Steel Castings are one of the most common categories of cast materials in the world. Casting involves pouring liquid metal into a mold, which contains a hollow cavity of the desired shape, and then allowing it to cool and solidify. The solidified part is also known as a casting, which is ejected or broken out of the mold to complete the process. Casting is most often used for making complex shapes that would be difficult or uneconomical to make by other methods.
The History Of Steel Castings
have been known for thousands of years, and widely used for sculpture, especially in bronze, jewellery in precious metals, and weapons and tools. Traditional techniques include lost-wax casting, plaster mold casting and sand casting.
Steel Casting Methods
The modern steel casting process is subdivided into two main categories: expendable and non-expendable casting. It is further broken down by the mold material, such as sand or metal, and pouring method, such as gravity, vacuum, or low pressure.
Sand casting is one of the most popular and simplest types of casting, and has been used for centuries. Sand casting allows for smaller batches than permanent mold casting and at a very reasonable cost. Not only does this method allow manufacturers to create products at a low cost, but there are other benefits to sand casting, such as very small-size operations. From castings that fit in the palm of your hand to train beds (one casting can create the entire bed for one rail car), it can all be done with sand casting. Sand casting also allows most metals to be cast depending on the type of sand used for the molds.
Sand casting requires a lead time of days, or even weeks sometimes, for production at high output rates (1–20 pieces/hr-mold) and is unsurpassed for large-part production. Green (moist) sand has almost no part weight limit, whereas dry sand has a practical part mass limit of 12,000 lbs. The sand is bonded together using clays, chemical binders, or polymerized oils (such as motor oil). Sand can be recycled many times in most operations and requires little maintenance.

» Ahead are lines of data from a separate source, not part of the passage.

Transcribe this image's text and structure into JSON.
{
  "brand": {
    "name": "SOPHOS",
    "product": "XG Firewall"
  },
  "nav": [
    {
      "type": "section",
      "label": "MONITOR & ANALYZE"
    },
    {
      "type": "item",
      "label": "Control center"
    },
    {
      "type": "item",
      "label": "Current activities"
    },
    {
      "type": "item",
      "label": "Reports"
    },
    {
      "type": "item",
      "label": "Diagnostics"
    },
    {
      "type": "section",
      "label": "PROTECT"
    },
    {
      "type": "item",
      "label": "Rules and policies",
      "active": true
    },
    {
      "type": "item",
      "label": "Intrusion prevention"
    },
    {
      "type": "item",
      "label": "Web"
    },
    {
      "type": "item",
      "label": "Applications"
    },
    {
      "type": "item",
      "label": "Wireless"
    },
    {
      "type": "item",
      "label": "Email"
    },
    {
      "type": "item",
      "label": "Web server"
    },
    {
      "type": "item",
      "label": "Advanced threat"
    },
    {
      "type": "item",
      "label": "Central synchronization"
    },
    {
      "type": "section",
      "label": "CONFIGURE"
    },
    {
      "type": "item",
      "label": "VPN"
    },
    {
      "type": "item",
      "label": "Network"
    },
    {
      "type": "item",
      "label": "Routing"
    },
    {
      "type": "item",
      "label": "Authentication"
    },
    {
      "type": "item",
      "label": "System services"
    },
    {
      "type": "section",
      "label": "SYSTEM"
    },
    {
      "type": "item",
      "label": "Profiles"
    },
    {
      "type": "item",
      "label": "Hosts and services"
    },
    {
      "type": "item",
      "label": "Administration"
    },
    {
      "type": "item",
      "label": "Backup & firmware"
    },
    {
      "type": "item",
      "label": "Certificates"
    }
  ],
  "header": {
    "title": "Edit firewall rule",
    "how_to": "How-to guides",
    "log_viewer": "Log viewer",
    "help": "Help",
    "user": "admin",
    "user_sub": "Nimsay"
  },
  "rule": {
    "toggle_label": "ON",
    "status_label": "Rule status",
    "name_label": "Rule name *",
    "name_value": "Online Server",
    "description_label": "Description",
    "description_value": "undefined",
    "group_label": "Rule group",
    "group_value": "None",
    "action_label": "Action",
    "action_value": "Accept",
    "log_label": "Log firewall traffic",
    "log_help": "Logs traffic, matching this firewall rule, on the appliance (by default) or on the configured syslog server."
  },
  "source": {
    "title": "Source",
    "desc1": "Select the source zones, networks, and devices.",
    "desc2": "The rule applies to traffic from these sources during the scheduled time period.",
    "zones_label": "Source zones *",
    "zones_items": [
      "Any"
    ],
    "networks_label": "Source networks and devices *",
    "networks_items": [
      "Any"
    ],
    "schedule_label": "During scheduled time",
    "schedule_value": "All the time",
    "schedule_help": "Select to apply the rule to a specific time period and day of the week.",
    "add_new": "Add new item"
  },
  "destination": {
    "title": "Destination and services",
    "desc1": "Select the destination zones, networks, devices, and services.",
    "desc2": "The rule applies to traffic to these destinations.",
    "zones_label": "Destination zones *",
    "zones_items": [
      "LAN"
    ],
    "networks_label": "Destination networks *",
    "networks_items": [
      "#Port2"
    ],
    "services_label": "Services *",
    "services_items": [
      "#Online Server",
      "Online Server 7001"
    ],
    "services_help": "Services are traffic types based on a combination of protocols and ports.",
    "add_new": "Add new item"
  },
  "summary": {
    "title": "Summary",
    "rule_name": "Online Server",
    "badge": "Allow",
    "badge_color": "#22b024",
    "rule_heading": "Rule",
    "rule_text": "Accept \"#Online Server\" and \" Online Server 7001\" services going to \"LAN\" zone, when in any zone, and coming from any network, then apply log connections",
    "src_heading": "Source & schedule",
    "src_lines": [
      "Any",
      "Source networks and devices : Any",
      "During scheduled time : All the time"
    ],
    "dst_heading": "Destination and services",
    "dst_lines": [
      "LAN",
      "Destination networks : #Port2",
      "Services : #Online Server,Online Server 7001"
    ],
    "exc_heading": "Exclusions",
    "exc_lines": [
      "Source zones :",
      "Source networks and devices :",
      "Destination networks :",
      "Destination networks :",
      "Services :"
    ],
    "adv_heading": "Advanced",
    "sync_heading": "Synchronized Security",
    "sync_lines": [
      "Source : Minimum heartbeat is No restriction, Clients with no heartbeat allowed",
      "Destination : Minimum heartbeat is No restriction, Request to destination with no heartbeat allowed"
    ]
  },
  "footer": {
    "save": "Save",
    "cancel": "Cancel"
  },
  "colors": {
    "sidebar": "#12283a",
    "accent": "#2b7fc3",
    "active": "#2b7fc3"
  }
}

Investment casting (known as lost-wax casting in art) is a process that has been practiced for thousands of years, with the lost-wax process being one of the oldest known metal forming techniques. From 5000 years ago, when beeswax formed the pattern, to today’s high technology waxes, refractory materials and specialist alloys, the castings ensure high-quality components are produced with the key benefits of accuracy, repeatability, versatility and integrity.
Investment casting derives its name from the fact that the pattern is invested, or surrounded, with a refractory material. The wax patterns require extreme care for they are not strong enough to withstand forces encountered during the mold making. One advantage of investment casting is that the wax can be reused.
The process is suitable for repeatable production of net shape components from a variety of different metals and high performance alloys. Although generally used for small castings, this process has been used to produce complete aircraft door frames, with steel castings of up to 700 lbs and aluminium castings of up to 70 lbs. Compared to other casting processes such as die casting or sand casting, it can be an expensive process. However, the components that can be produced using investment casting can incorporate intricate contours, and in most cases the components are cast near net shape, so require little or no rework once cast.
The die casting process forces molten metal under high pressure into mold cavities (which are machined into dies). Most die castings are made from nonferrous metals, specifically zinc, copper, and aluminium-based alloys, but ferrous metal die castings are possible. The die casting method is especially suited for applications where many small to medium-sized parts are needed with good detail, a fine surface quality and dimensional consistency.
In this process, molten metal is poured in the mold and allowed to solidify while the mold is rotating. Metal is poured into the center of the mold at its axis of rotation. Due to centrifugal force the liquid metal is thrown out towards the periphery.
Centrifugal casting is both gravity- and pressure-independent since it creates its own force feed using a temporary sand mold held in a spinning chamber at up to 900 N. Lead time varies with the application. Semi- and true-centrifugal processing permit 30–50 pieces/hr-mold to be produced, with a practical limit for batch processing of approximately 20,000 lbs total mass with a typical per-item limit of 5 to 10 lbs.
Industrially, the centrifugal casting of railway wheels was an early application of the method developed by the German industrial company Krupp and this capability enabled the rapid growth of the enterprise.
Small art pieces such as jewelry are often cast by this method using the lost wax process, as the forces enable the rather viscous liquid metals to flow through very small passages and into fine details such as leaves and petals. This effect is similar to the benefits from vacuum casting, also applied to jewelry casting.